▼▼▼

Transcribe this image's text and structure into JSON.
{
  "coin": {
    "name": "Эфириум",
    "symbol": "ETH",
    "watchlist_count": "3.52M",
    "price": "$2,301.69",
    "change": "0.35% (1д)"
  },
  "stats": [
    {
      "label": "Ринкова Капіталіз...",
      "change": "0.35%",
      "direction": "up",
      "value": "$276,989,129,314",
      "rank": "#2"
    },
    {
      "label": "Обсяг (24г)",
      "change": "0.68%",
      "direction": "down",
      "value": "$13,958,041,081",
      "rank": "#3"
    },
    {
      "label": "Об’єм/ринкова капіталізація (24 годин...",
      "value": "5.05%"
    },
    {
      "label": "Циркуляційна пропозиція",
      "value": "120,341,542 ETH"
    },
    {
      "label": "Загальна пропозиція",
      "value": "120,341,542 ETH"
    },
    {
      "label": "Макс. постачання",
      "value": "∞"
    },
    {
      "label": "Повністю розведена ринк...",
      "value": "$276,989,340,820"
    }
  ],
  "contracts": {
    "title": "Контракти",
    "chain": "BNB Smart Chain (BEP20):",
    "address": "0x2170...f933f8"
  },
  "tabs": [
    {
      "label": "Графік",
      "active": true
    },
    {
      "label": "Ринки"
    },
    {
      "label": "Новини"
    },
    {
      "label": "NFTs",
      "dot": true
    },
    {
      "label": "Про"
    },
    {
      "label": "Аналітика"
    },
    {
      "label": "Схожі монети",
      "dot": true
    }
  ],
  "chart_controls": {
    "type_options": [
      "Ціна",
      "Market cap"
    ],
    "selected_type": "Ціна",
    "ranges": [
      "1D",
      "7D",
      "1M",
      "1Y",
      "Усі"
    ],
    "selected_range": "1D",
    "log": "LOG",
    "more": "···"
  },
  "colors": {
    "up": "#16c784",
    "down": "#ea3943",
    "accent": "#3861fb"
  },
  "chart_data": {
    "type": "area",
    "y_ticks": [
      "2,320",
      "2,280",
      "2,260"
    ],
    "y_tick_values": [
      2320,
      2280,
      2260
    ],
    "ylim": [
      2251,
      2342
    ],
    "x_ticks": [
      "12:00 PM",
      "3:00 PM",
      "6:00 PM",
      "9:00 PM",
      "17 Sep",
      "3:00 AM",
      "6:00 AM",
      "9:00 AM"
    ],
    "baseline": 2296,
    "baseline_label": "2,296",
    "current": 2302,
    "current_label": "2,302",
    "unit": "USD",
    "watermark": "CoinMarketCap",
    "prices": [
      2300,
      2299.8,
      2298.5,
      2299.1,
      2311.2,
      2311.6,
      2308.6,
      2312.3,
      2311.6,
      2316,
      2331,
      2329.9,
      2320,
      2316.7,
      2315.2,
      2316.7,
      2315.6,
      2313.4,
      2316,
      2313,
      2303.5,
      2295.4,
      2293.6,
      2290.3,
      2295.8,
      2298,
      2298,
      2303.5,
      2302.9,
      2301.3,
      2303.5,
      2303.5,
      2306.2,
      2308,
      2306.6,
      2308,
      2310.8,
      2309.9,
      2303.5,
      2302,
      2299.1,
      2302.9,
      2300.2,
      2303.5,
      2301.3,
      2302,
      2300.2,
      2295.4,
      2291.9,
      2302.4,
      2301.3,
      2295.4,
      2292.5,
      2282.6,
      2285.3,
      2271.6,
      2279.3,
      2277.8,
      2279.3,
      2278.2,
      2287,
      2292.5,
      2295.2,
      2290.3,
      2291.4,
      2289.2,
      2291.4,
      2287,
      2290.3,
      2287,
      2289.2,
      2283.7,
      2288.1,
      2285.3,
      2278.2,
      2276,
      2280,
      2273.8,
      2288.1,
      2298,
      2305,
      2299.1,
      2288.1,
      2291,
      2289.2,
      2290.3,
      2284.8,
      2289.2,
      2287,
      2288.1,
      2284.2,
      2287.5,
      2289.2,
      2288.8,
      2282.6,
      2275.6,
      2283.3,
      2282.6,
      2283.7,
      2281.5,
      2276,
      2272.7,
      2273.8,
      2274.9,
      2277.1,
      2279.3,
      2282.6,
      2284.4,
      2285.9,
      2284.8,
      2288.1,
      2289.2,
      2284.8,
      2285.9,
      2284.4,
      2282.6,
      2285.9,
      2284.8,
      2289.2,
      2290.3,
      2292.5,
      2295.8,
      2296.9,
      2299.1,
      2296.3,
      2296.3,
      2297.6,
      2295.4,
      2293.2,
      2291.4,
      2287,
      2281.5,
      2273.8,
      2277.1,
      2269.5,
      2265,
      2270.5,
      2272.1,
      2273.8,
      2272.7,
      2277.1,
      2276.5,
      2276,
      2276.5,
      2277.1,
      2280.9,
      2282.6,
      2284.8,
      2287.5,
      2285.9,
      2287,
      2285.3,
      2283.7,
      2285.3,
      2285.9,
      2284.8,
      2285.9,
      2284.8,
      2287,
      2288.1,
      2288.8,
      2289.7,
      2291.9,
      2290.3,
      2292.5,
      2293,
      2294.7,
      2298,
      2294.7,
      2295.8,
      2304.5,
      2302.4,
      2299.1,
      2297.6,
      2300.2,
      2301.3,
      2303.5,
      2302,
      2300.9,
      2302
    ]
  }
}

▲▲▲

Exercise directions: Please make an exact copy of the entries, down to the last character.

Exercise answer:
Transcribe this image's text and structure into JSON.
{
  "coin": {
    "name": "Эфириум",
    "symbol": "ETH",
    "watchlist_count": "3.52M",
    "price": "$2,301.69",
    "change": "0.35% (1д)"
  },
  "stats": [
    {
      "label": "Ринкова Капіталіз...",
      "change": "0.35%",
      "direction": "up",
      "value": "$276,989,129,314",
      "rank": "#2"
    },
    {
      "label": "Обсяг (24г)",
      "change": "0.68%",
      "direction": "down",
      "value": "$13,958,041,081",
      "rank": "#3"
    },
    {
      "label": "Об’єм/ринкова капіталізація (24 годин...",
      "value": "5.05%"
    },
    {
      "label": "Циркуляційна пропозиція",
      "value": "120,341,542 ETH"
    },
    {
      "label": "Загальна пропозиція",
      "value": "120,341,542 ETH"
    },
    {
      "label": "Макс. постачання",
      "value": "∞"
    },
    {
      "label": "Повністю розведена ринк...",
      "value": "$276,989,340,820"
    }
  ],
  "contracts": {
    "title": "Контракти",
    "chain": "BNB Smart Chain (BEP20):",
    "address": "0x2170...f933f8"
  },
  "tabs": [
    {
      "label": "Графік",
      "active": true
    },
    {
      "label": "Ринки"
    },
    {
      "label": "Новини"
    },
    {
      "label": "NFTs",
      "dot": true
    },
    {
      "label": "Про"
    },
    {
      "label": "Аналітика"
    },
    {
      "label": "Схожі монети",
      "dot": true
    }
  ],
  "chart_controls": {
    "type_options": [
      "Ціна",
      "Market cap"
    ],
    "selected_type": "Ціна",
    "ranges": [
      "1D",
      "7D",
      "1M",
      "1Y",
      "Усі"
    ],
    "selected_range": "1D",
    "log": "LOG",
    "more": "···"
  },
  "colors": {
    "up": "#16c784",
    "down": "#ea3943",
    "accent": "#3861fb"
  },
  "chart_data": {
    "type": "area",
    "y_ticks": [
      "2,320",
      "2,280",
      "2,260"
    ],
    "y_tick_values": [
      2320,
      2280,
      2260
    ],
    "ylim": [
      2251,
      2342
    ],
    "x_ticks": [
      "12:00 PM",
      "3:00 PM",
      "6:00 PM",
      "9:00 PM",
      "17 Sep",
      "3:00 AM",
      "6:00 AM",
      "9:00 AM"
    ],
    "baseline": 2296,
    "baseline_label": "2,296",
    "current": 2302,
    "current_label": "2,302",
    "unit": "USD",
    "watermark": "CoinMarketCap",
    "prices": [
      2300,
      2299.8,
      2298.5,
      2299.1,
      2311.2,
      2311.6,
      2308.6,
      2312.3,
      2311.6,
      2316,
      2331,
      2329.9,
      2320,
      2316.7,
      2315.2,
      2316.7,
      2315.6,
      2313.4,
      2316,
      2313,
      2303.5,
      2295.4,
      2293.6,
      2290.3,
      2295.8,
      2298,
      2298,
      2303.5,
      2302.9,
      2301.3,
      2303.5,
      2303.5,
      2306.2,
      2308,
      2306.6,
      2308,
      2310.8,
      2309.9,
      2303.5,
      2302,
      2299.1,
      2302.9,
      2300.2,
      2303.5,
      2301.3,
      2302,
      2300.2,
      2295.4,
      2291.9,
      2302.4,
      2301.3,
      2295.4,
      2292.5,
      2282.6,
      2285.3,
      2271.6,
      2279.3,
      2277.8,
      2279.3,
      2278.2,
      2287,
      2292.5,
      2295.2,
      2290.3,
      2291.4,
      2289.2,
      2291.4,
      2287,
      2290.3,
      2287,
      2289.2,
      2283.7,
      2288.1,
      2285.3,
      2278.2,
      2276,
      2280,
      2273.8,
      2288.1,
      2298,
      2305,
      2299.1,
      2288.1,
      2291,
      2289.2,
      2290.3,
      2284.8,
      2289.2,
      2287,
      2288.1,
      2284.2,
      2287.5,
      2289.2,
      2288.8,
      2282.6,
      2275.6,
      2283.3,
      2282.6,
      2283.7,
      2281.5,
      2276,
      2272.7,
      2273.8,
      2274.9,
      2277.1,
      2279.3,
      2282.6,
      2284.4,
      2285.9,
      2284.8,
      2288.1,
      2289.2,
      2284.8,
      2285.9,
      2284.4,
      2282.6,
      2285.9,
      2284.8,
      2289.2,
      2290.3,
      2292.5,
      2295.8,
      2296.9,
      2299.1,
      2296.3,
      2296.3,
      2297.6,
      2295.4,
      2293.2,
      2291.4,
      2287,
      2281.5,
      2273.8,
      2277.1,
      2269.5,
      2265,
      2270.5,
      2272.1,
      2273.8,
      2272.7,
      2277.1,
      2276.5,
      2276,
      2276.5,
      2277.1,
      2280.9,
      2282.6,
      2284.8,
      2287.5,
      2285.9,
      2287,
      2285.3,
      2283.7,
      2285.3,
      2285.9,
      2284.8,
      2285.9,
      2284.8,
      2287,
      2288.1,
      2288.8,
      2289.7,
      2291.9,
      2290.3,
      2292.5,
      2293,
      2294.7,
      2298,
      2294.7,
      2295.8,
      2304.5,
      2302.4,
      2299.1,
      2297.6,
      2300.2,
      2301.3,
      2303.5,
      2302,
      2300.9,
      2302
    ]
  }
}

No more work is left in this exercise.